++++ Dataset records ++++
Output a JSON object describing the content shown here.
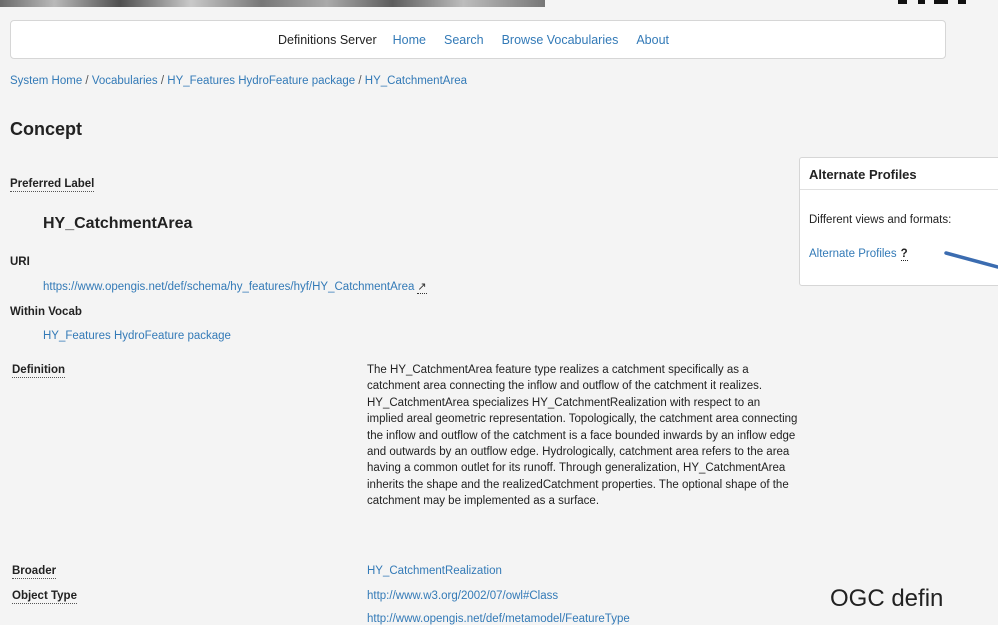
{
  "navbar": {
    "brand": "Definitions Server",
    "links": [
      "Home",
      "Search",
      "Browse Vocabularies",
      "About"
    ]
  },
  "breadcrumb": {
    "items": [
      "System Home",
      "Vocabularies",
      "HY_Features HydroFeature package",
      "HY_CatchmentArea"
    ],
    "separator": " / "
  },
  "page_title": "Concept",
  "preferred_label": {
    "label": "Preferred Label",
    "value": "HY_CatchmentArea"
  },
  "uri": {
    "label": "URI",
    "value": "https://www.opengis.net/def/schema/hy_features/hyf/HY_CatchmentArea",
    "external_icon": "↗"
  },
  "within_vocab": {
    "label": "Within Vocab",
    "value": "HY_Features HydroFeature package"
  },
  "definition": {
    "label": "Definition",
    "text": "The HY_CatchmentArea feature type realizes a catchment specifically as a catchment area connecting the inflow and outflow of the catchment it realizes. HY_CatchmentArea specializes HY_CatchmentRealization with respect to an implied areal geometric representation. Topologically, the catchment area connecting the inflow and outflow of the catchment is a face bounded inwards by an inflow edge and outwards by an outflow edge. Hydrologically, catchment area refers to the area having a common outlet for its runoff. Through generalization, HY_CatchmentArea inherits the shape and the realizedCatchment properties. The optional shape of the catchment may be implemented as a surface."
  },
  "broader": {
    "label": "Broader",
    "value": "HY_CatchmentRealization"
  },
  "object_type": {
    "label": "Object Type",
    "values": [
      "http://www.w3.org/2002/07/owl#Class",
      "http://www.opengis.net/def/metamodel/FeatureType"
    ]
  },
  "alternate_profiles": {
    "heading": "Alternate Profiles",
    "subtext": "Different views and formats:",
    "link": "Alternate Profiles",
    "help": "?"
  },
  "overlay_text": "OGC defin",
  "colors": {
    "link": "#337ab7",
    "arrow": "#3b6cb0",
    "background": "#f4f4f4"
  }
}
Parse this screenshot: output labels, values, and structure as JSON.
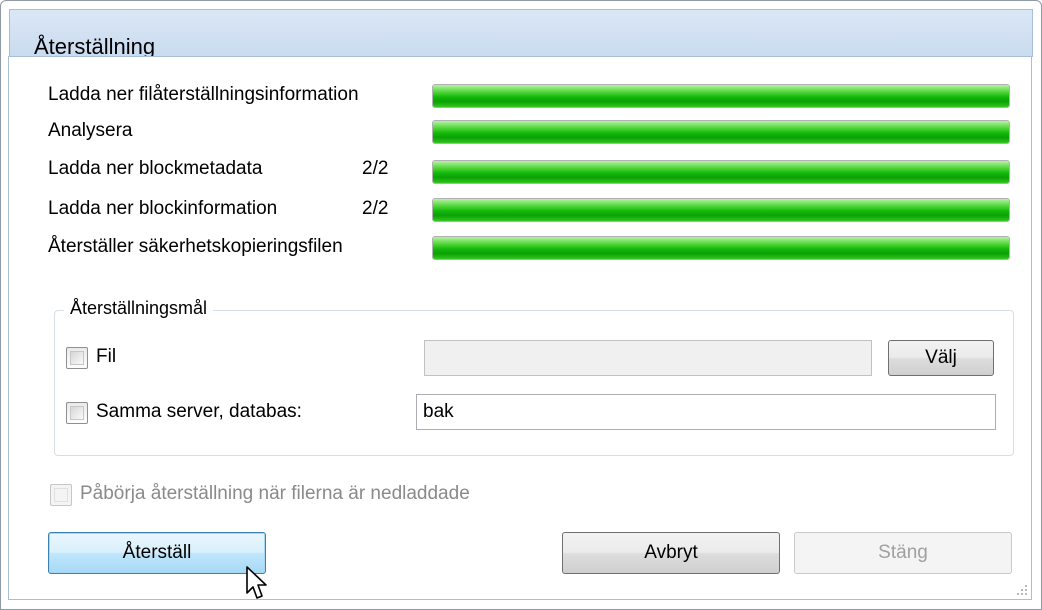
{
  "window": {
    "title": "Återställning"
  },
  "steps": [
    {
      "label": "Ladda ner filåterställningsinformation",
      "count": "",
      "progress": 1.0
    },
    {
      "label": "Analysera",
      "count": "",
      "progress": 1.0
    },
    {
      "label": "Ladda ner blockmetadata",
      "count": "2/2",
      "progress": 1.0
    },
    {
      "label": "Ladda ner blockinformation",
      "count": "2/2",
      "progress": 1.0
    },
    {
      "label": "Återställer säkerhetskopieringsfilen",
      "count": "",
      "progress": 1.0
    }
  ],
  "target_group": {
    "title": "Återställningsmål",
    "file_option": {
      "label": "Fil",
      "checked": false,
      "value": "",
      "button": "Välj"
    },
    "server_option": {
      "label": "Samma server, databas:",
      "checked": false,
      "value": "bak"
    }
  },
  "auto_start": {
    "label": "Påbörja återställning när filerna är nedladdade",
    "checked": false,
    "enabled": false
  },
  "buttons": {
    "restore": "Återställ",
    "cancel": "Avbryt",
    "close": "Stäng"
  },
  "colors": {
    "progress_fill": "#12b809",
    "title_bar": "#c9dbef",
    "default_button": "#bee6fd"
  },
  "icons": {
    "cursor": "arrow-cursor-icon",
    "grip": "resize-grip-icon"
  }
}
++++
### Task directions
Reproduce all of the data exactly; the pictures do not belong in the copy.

### Expected answer
Output a JSON object describing the content shown here.
{
  "navbar": {
    "brand": "Definitions Server",
    "links": [
      "Home",
      "Search",
      "Browse Vocabularies",
      "About"
    ]
  },
  "breadcrumb": {
    "items": [
      "System Home",
      "Vocabularies",
      "HY_Features HydroFeature package",
      "HY_CatchmentArea"
    ],
    "separator": " / "
  },
  "page_title": "Concept",
  "preferred_label": {
    "label": "Preferred Label",
    "value": "HY_CatchmentArea"
  },
  "uri": {
    "label": "URI",
    "value": "https://www.opengis.net/def/schema/hy_features/hyf/HY_CatchmentArea",
    "external_icon": "↗"
  },
  "within_vocab": {
    "label": "Within Vocab",
    "value": "HY_Features HydroFeature package"
  },
  "definition": {
    "label": "Definition",
    "text": "The HY_CatchmentArea feature type realizes a catchment specifically as a catchment area connecting the inflow and outflow of the catchment it realizes. HY_CatchmentArea specializes HY_CatchmentRealization with respect to an implied areal geometric representation. Topologically, the catchment area connecting the inflow and outflow of the catchment is a face bounded inwards by an inflow edge and outwards by an outflow edge. Hydrologically, catchment area refers to the area having a common outlet for its runoff. Through generalization, HY_CatchmentArea inherits the shape and the realizedCatchment properties. The optional shape of the catchment may be implemented as a surface."
  },
  "broader": {
    "label": "Broader",
    "value": "HY_CatchmentRealization"
  },
  "object_type": {
    "label": "Object Type",
    "values": [
      "http://www.w3.org/2002/07/owl#Class",
      "http://www.opengis.net/def/metamodel/FeatureType"
    ]
  },
  "alternate_profiles": {
    "heading": "Alternate Profiles",
    "subtext": "Different views and formats:",
    "link": "Alternate Profiles",
    "help": "?"
  },
  "overlay_text": "OGC defin",
  "colors": {
    "link": "#337ab7",
    "arrow": "#3b6cb0",
    "background": "#f4f4f4"
  }
}
Parse this screenshot: output labels, values, and structure as JSON.
{
  "window": {
    "title": "Återställning"
  },
  "steps": [
    {
      "label": "Ladda ner filåterställningsinformation",
      "count": "",
      "progress": 1.0
    },
    {
      "label": "Analysera",
      "count": "",
      "progress": 1.0
    },
    {
      "label": "Ladda ner blockmetadata",
      "count": "2/2",
      "progress": 1.0
    },
    {
      "label": "Ladda ner blockinformation",
      "count": "2/2",
      "progress": 1.0
    },
    {
      "label": "Återställer säkerhetskopieringsfilen",
      "count": "",
      "progress": 1.0
    }
  ],
  "target_group": {
    "title": "Återställningsmål",
    "file_option": {
      "label": "Fil",
      "checked": false,
      "value": "",
      "button": "Välj"
    },
    "server_option": {
      "label": "Samma server, databas:",
      "checked": false,
      "value": "bak"
    }
  },
  "auto_start": {
    "label": "Påbörja återställning när filerna är nedladdade",
    "checked": false,
    "enabled": false
  },
  "buttons": {
    "restore": "Återställ",
    "cancel": "Avbryt",
    "close": "Stäng"
  },
  "colors": {
    "progress_fill": "#12b809",
    "title_bar": "#c9dbef",
    "default_button": "#bee6fd"
  },
  "icons": {
    "cursor": "arrow-cursor-icon",
    "grip": "resize-grip-icon"
  }
}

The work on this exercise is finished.